┌─ SUPPLIED MATERIAL
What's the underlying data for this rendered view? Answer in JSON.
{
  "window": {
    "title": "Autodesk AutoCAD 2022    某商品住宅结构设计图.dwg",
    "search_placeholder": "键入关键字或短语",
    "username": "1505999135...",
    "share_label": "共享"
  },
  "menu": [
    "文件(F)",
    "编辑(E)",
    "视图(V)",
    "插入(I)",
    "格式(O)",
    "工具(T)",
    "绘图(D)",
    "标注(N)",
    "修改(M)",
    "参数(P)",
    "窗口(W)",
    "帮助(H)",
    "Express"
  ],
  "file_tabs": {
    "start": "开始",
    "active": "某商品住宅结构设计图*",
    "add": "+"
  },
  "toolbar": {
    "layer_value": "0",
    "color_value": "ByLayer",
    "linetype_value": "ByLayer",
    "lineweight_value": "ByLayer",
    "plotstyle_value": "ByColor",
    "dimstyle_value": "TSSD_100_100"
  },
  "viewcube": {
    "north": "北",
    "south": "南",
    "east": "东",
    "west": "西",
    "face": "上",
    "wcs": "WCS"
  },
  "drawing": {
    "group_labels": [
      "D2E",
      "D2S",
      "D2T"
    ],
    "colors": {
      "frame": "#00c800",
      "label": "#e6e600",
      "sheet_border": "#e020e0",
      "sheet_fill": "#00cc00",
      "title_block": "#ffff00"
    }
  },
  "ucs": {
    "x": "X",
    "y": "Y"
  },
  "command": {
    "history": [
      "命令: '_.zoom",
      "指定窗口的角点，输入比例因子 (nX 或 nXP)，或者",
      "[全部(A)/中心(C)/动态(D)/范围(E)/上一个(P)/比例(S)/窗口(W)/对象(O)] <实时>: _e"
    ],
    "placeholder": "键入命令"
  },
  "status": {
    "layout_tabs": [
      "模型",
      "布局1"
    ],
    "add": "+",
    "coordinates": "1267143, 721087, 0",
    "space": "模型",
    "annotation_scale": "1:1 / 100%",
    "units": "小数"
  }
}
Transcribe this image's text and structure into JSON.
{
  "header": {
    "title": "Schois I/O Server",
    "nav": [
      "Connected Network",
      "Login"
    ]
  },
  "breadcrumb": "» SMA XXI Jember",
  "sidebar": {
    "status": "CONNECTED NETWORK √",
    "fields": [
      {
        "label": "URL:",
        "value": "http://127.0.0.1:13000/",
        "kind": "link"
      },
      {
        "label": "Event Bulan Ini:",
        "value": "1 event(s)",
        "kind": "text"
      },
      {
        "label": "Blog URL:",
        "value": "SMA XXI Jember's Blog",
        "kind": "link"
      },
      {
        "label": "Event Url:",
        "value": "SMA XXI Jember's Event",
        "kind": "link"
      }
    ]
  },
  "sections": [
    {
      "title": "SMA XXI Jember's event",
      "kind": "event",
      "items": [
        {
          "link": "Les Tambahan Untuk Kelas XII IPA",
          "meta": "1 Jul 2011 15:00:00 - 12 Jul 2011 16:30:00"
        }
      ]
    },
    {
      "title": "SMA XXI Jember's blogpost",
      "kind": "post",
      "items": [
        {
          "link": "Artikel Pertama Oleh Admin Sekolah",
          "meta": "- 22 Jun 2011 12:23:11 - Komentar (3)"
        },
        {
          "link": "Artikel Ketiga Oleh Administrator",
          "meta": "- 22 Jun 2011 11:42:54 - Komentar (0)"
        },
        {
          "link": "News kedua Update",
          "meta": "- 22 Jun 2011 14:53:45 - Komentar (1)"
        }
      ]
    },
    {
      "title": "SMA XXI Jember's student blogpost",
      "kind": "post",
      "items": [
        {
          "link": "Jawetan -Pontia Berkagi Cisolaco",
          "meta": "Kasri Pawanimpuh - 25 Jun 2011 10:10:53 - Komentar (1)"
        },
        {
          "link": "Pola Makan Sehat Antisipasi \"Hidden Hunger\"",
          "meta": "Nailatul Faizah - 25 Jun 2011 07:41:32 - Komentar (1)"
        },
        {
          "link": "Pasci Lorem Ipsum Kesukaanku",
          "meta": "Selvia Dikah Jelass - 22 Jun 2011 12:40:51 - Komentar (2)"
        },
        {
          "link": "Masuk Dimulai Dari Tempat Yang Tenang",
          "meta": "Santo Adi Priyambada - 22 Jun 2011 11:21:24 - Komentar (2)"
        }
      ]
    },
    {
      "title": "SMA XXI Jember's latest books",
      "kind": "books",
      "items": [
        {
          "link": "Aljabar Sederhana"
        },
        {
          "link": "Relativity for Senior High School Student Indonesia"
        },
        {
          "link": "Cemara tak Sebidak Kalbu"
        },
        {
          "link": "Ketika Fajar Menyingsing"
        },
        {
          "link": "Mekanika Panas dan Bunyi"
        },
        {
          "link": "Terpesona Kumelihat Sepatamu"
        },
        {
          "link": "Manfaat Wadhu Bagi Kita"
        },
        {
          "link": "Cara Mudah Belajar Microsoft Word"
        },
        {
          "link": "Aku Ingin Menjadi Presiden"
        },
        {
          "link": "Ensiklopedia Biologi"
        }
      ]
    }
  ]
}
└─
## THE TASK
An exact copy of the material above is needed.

## TASK RESULT
What's the underlying data for this rendered view? Answer in JSON.
{
  "window": {
    "title": "Autodesk AutoCAD 2022    某商品住宅结构设计图.dwg",
    "search_placeholder": "键入关键字或短语",
    "username": "1505999135...",
    "share_label": "共享"
  },
  "menu": [
    "文件(F)",
    "编辑(E)",
    "视图(V)",
    "插入(I)",
    "格式(O)",
    "工具(T)",
    "绘图(D)",
    "标注(N)",
    "修改(M)",
    "参数(P)",
    "窗口(W)",
    "帮助(H)",
    "Express"
  ],
  "file_tabs": {
    "start": "开始",
    "active": "某商品住宅结构设计图*",
    "add": "+"
  },
  "toolbar": {
    "layer_value": "0",
    "color_value": "ByLayer",
    "linetype_value": "ByLayer",
    "lineweight_value": "ByLayer",
    "plotstyle_value": "ByColor",
    "dimstyle_value": "TSSD_100_100"
  },
  "viewcube": {
    "north": "北",
    "south": "南",
    "east": "东",
    "west": "西",
    "face": "上",
    "wcs": "WCS"
  },
  "drawing": {
    "group_labels": [
      "D2E",
      "D2S",
      "D2T"
    ],
    "colors": {
      "frame": "#00c800",
      "label": "#e6e600",
      "sheet_border": "#e020e0",
      "sheet_fill": "#00cc00",
      "title_block": "#ffff00"
    }
  },
  "ucs": {
    "x": "X",
    "y": "Y"
  },
  "command": {
    "history": [
      "命令: '_.zoom",
      "指定窗口的角点，输入比例因子 (nX 或 nXP)，或者",
      "[全部(A)/中心(C)/动态(D)/范围(E)/上一个(P)/比例(S)/窗口(W)/对象(O)] <实时>: _e"
    ],
    "placeholder": "键入命令"
  },
  "status": {
    "layout_tabs": [
      "模型",
      "布局1"
    ],
    "add": "+",
    "coordinates": "1267143, 721087, 0",
    "space": "模型",
    "annotation_scale": "1:1 / 100%",
    "units": "小数"
  }
}
Transcribe this image's text and structure into JSON.
{
  "header": {
    "title": "Schois I/O Server",
    "nav": [
      "Connected Network",
      "Login"
    ]
  },
  "breadcrumb": "» SMA XXI Jember",
  "sidebar": {
    "status": "CONNECTED NETWORK √",
    "fields": [
      {
        "label": "URL:",
        "value": "http://127.0.0.1:13000/",
        "kind": "link"
      },
      {
        "label": "Event Bulan Ini:",
        "value": "1 event(s)",
        "kind": "text"
      },
      {
        "label": "Blog URL:",
        "value": "SMA XXI Jember's Blog",
        "kind": "link"
      },
      {
        "label": "Event Url:",
        "value": "SMA XXI Jember's Event",
        "kind": "link"
      }
    ]
  },
  "sections": [
    {
      "title": "SMA XXI Jember's event",
      "kind": "event",
      "items": [
        {
          "link": "Les Tambahan Untuk Kelas XII IPA",
          "meta": "1 Jul 2011 15:00:00 - 12 Jul 2011 16:30:00"
        }
      ]
    },
    {
      "title": "SMA XXI Jember's blogpost",
      "kind": "post",
      "items": [
        {
          "link": "Artikel Pertama Oleh Admin Sekolah",
          "meta": "- 22 Jun 2011 12:23:11 - Komentar (3)"
        },
        {
          "link": "Artikel Ketiga Oleh Administrator",
          "meta": "- 22 Jun 2011 11:42:54 - Komentar (0)"
        },
        {
          "link": "News kedua Update",
          "meta": "- 22 Jun 2011 14:53:45 - Komentar (1)"
        }
      ]
    },
    {
      "title": "SMA XXI Jember's student blogpost",
      "kind": "post",
      "items": [
        {
          "link": "Jawetan -Pontia Berkagi Cisolaco",
          "meta": "Kasri Pawanimpuh - 25 Jun 2011 10:10:53 - Komentar (1)"
        },
        {
          "link": "Pola Makan Sehat Antisipasi \"Hidden Hunger\"",
          "meta": "Nailatul Faizah - 25 Jun 2011 07:41:32 - Komentar (1)"
        },
        {
          "link": "Pasci Lorem Ipsum Kesukaanku",
          "meta": "Selvia Dikah Jelass - 22 Jun 2011 12:40:51 - Komentar (2)"
        },
        {
          "link": "Masuk Dimulai Dari Tempat Yang Tenang",
          "meta": "Santo Adi Priyambada - 22 Jun 2011 11:21:24 - Komentar (2)"
        }
      ]
    },
    {
      "title": "SMA XXI Jember's latest books",
      "kind": "books",
      "items": [
        {
          "link": "Aljabar Sederhana"
        },
        {
          "link": "Relativity for Senior High School Student Indonesia"
        },
        {
          "link": "Cemara tak Sebidak Kalbu"
        },
        {
          "link": "Ketika Fajar Menyingsing"
        },
        {
          "link": "Mekanika Panas dan Bunyi"
        },
        {
          "link": "Terpesona Kumelihat Sepatamu"
        },
        {
          "link": "Manfaat Wadhu Bagi Kita"
        },
        {
          "link": "Cara Mudah Belajar Microsoft Word"
        },
        {
          "link": "Aku Ingin Menjadi Presiden"
        },
        {
          "link": "Ensiklopedia Biologi"
        }
      ]
    }
  ]
}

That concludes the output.